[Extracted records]

--- START ---

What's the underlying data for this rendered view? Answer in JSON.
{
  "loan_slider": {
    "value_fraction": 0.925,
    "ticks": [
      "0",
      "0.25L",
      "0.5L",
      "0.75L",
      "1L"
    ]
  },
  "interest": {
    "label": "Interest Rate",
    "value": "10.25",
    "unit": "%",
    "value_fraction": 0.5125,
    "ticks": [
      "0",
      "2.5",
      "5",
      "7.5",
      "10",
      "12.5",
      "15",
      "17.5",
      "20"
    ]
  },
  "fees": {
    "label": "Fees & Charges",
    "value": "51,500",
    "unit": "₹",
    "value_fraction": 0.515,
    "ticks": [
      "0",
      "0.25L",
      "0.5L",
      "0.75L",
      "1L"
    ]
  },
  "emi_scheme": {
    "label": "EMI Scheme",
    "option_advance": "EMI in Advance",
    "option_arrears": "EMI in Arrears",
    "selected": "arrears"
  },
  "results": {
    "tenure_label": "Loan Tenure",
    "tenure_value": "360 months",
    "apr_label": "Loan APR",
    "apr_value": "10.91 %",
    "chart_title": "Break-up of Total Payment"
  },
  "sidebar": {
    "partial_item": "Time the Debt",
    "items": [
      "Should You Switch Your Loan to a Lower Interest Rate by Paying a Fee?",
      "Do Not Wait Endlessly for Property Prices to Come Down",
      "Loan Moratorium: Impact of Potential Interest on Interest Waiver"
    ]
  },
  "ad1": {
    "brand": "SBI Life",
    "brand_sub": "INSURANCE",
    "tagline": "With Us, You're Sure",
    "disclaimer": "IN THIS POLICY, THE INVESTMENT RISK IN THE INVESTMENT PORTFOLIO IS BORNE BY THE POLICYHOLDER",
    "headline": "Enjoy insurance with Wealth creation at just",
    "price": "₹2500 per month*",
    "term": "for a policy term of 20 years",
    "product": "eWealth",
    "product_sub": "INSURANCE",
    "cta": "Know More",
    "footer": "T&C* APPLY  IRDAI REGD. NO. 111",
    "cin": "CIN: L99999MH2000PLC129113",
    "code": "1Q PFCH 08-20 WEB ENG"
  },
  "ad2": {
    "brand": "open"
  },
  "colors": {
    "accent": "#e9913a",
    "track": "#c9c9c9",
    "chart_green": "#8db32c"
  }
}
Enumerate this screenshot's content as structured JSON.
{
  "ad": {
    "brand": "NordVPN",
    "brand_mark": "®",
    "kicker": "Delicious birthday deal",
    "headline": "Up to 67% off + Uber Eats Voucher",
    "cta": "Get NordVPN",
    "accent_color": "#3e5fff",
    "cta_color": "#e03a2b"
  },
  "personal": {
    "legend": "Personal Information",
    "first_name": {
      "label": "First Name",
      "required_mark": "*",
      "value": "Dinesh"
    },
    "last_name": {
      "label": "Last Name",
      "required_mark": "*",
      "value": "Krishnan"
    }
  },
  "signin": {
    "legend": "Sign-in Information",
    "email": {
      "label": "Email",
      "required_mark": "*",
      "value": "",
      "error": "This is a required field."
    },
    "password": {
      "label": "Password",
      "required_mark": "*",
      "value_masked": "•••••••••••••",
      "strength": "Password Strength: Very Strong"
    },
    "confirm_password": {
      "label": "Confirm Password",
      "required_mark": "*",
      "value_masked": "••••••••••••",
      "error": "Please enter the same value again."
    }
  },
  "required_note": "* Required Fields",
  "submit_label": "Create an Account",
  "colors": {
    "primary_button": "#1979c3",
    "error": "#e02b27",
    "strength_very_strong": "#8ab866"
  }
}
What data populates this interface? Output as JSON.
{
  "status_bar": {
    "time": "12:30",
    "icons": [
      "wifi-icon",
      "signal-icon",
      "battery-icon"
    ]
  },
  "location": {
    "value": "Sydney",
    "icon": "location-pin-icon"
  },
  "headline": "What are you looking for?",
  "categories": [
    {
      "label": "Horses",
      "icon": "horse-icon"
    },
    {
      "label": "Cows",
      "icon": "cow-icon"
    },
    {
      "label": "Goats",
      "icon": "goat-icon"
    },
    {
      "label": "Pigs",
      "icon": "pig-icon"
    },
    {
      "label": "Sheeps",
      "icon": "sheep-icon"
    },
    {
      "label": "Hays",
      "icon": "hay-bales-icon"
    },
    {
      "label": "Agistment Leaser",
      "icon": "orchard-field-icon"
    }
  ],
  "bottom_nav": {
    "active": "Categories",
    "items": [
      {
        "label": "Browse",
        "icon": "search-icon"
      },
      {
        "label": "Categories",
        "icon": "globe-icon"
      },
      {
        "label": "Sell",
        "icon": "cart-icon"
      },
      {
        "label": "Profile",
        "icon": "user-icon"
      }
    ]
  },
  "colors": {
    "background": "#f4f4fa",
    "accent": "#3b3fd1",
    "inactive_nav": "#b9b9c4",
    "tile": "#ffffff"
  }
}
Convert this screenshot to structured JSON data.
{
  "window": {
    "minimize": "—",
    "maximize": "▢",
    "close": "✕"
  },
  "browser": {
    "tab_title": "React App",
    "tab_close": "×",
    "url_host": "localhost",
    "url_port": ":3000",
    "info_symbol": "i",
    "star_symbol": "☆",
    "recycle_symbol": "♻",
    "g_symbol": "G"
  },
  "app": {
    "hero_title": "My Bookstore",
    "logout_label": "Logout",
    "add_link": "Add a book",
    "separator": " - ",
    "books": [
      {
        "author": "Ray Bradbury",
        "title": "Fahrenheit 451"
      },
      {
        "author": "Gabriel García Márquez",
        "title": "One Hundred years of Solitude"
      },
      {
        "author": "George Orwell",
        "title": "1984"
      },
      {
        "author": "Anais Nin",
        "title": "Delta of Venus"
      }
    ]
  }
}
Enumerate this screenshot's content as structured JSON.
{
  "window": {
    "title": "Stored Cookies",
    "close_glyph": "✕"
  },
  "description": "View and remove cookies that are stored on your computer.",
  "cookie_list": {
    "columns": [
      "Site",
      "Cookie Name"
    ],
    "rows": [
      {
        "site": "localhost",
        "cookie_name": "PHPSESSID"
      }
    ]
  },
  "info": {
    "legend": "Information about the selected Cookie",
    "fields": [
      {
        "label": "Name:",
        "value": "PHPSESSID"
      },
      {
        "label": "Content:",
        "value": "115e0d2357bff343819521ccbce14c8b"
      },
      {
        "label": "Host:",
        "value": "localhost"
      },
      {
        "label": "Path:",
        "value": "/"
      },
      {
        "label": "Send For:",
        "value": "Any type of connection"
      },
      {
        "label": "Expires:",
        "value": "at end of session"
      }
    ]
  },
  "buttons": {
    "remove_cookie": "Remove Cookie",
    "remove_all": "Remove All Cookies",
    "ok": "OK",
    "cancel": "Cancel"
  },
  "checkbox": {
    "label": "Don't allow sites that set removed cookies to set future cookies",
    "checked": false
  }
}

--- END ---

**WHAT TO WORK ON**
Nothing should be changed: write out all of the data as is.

**RESULT OF THIS TASK**
What's the underlying data for this rendered view? Answer in JSON.
{
  "loan_slider": {
    "value_fraction": 0.925,
    "ticks": [
      "0",
      "0.25L",
      "0.5L",
      "0.75L",
      "1L"
    ]
  },
  "interest": {
    "label": "Interest Rate",
    "value": "10.25",
    "unit": "%",
    "value_fraction": 0.5125,
    "ticks": [
      "0",
      "2.5",
      "5",
      "7.5",
      "10",
      "12.5",
      "15",
      "17.5",
      "20"
    ]
  },
  "fees": {
    "label": "Fees & Charges",
    "value": "51,500",
    "unit": "₹",
    "value_fraction": 0.515,
    "ticks": [
      "0",
      "0.25L",
      "0.5L",
      "0.75L",
      "1L"
    ]
  },
  "emi_scheme": {
    "label": "EMI Scheme",
    "option_advance": "EMI in Advance",
    "option_arrears": "EMI in Arrears",
    "selected": "arrears"
  },
  "results": {
    "tenure_label": "Loan Tenure",
    "tenure_value": "360 months",
    "apr_label": "Loan APR",
    "apr_value": "10.91 %",
    "chart_title": "Break-up of Total Payment"
  },
  "sidebar": {
    "partial_item": "Time the Debt",
    "items": [
      "Should You Switch Your Loan to a Lower Interest Rate by Paying a Fee?",
      "Do Not Wait Endlessly for Property Prices to Come Down",
      "Loan Moratorium: Impact of Potential Interest on Interest Waiver"
    ]
  },
  "ad1": {
    "brand": "SBI Life",
    "brand_sub": "INSURANCE",
    "tagline": "With Us, You're Sure",
    "disclaimer": "IN THIS POLICY, THE INVESTMENT RISK IN THE INVESTMENT PORTFOLIO IS BORNE BY THE POLICYHOLDER",
    "headline": "Enjoy insurance with Wealth creation at just",
    "price": "₹2500 per month*",
    "term": "for a policy term of 20 years",
    "product": "eWealth",
    "product_sub": "INSURANCE",
    "cta": "Know More",
    "footer": "T&C* APPLY  IRDAI REGD. NO. 111",
    "cin": "CIN: L99999MH2000PLC129113",
    "code": "1Q PFCH 08-20 WEB ENG"
  },
  "ad2": {
    "brand": "open"
  },
  "colors": {
    "accent": "#e9913a",
    "track": "#c9c9c9",
    "chart_green": "#8db32c"
  }
}
Enumerate this screenshot's content as structured JSON.
{
  "ad": {
    "brand": "NordVPN",
    "brand_mark": "®",
    "kicker": "Delicious birthday deal",
    "headline": "Up to 67% off + Uber Eats Voucher",
    "cta": "Get NordVPN",
    "accent_color": "#3e5fff",
    "cta_color": "#e03a2b"
  },
  "personal": {
    "legend": "Personal Information",
    "first_name": {
      "label": "First Name",
      "required_mark": "*",
      "value": "Dinesh"
    },
    "last_name": {
      "label": "Last Name",
      "required_mark": "*",
      "value": "Krishnan"
    }
  },
  "signin": {
    "legend": "Sign-in Information",
    "email": {
      "label": "Email",
      "required_mark": "*",
      "value": "",
      "error": "This is a required field."
    },
    "password": {
      "label": "Password",
      "required_mark": "*",
      "value_masked": "•••••••••••••",
      "strength": "Password Strength: Very Strong"
    },
    "confirm_password": {
      "label": "Confirm Password",
      "required_mark": "*",
      "value_masked": "••••••••••••",
      "error": "Please enter the same value again."
    }
  },
  "required_note": "* Required Fields",
  "submit_label": "Create an Account",
  "colors": {
    "primary_button": "#1979c3",
    "error": "#e02b27",
    "strength_very_strong": "#8ab866"
  }
}
What data populates this interface? Output as JSON.
{
  "status_bar": {
    "time": "12:30",
    "icons": [
      "wifi-icon",
      "signal-icon",
      "battery-icon"
    ]
  },
  "location": {
    "value": "Sydney",
    "icon": "location-pin-icon"
  },
  "headline": "What are you looking for?",
  "categories": [
    {
      "label": "Horses",
      "icon": "horse-icon"
    },
    {
      "label": "Cows",
      "icon": "cow-icon"
    },
    {
      "label": "Goats",
      "icon": "goat-icon"
    },
    {
      "label": "Pigs",
      "icon": "pig-icon"
    },
    {
      "label": "Sheeps",
      "icon": "sheep-icon"
    },
    {
      "label": "Hays",
      "icon": "hay-bales-icon"
    },
    {
      "label": "Agistment Leaser",
      "icon": "orchard-field-icon"
    }
  ],
  "bottom_nav": {
    "active": "Categories",
    "items": [
      {
        "label": "Browse",
        "icon": "search-icon"
      },
      {
        "label": "Categories",
        "icon": "globe-icon"
      },
      {
        "label": "Sell",
        "icon": "cart-icon"
      },
      {
        "label": "Profile",
        "icon": "user-icon"
      }
    ]
  },
  "colors": {
    "background": "#f4f4fa",
    "accent": "#3b3fd1",
    "inactive_nav": "#b9b9c4",
    "tile": "#ffffff"
  }
}
Convert this screenshot to structured JSON data.
{
  "window": {
    "minimize": "—",
    "maximize": "▢",
    "close": "✕"
  },
  "browser": {
    "tab_title": "React App",
    "tab_close": "×",
    "url_host": "localhost",
    "url_port": ":3000",
    "info_symbol": "i",
    "star_symbol": "☆",
    "recycle_symbol": "♻",
    "g_symbol": "G"
  },
  "app": {
    "hero_title": "My Bookstore",
    "logout_label": "Logout",
    "add_link": "Add a book",
    "separator": " - ",
    "books": [
      {
        "author": "Ray Bradbury",
        "title": "Fahrenheit 451"
      },
      {
        "author": "Gabriel García Márquez",
        "title": "One Hundred years of Solitude"
      },
      {
        "author": "George Orwell",
        "title": "1984"
      },
      {
        "author": "Anais Nin",
        "title": "Delta of Venus"
      }
    ]
  }
}
Enumerate this screenshot's content as structured JSON.
{
  "window": {
    "title": "Stored Cookies",
    "close_glyph": "✕"
  },
  "description": "View and remove cookies that are stored on your computer.",
  "cookie_list": {
    "columns": [
      "Site",
      "Cookie Name"
    ],
    "rows": [
      {
        "site": "localhost",
        "cookie_name": "PHPSESSID"
      }
    ]
  },
  "info": {
    "legend": "Information about the selected Cookie",
    "fields": [
      {
        "label": "Name:",
        "value": "PHPSESSID"
      },
      {
        "label": "Content:",
        "value": "115e0d2357bff343819521ccbce14c8b"
      },
      {
        "label": "Host:",
        "value": "localhost"
      },
      {
        "label": "Path:",
        "value": "/"
      },
      {
        "label": "Send For:",
        "value": "Any type of connection"
      },
      {
        "label": "Expires:",
        "value": "at end of session"
      }
    ]
  },
  "buttons": {
    "remove_cookie": "Remove Cookie",
    "remove_all": "Remove All Cookies",
    "ok": "OK",
    "cancel": "Cancel"
  },
  "checkbox": {
    "label": "Don't allow sites that set removed cookies to set future cookies",
    "checked": false
  }
}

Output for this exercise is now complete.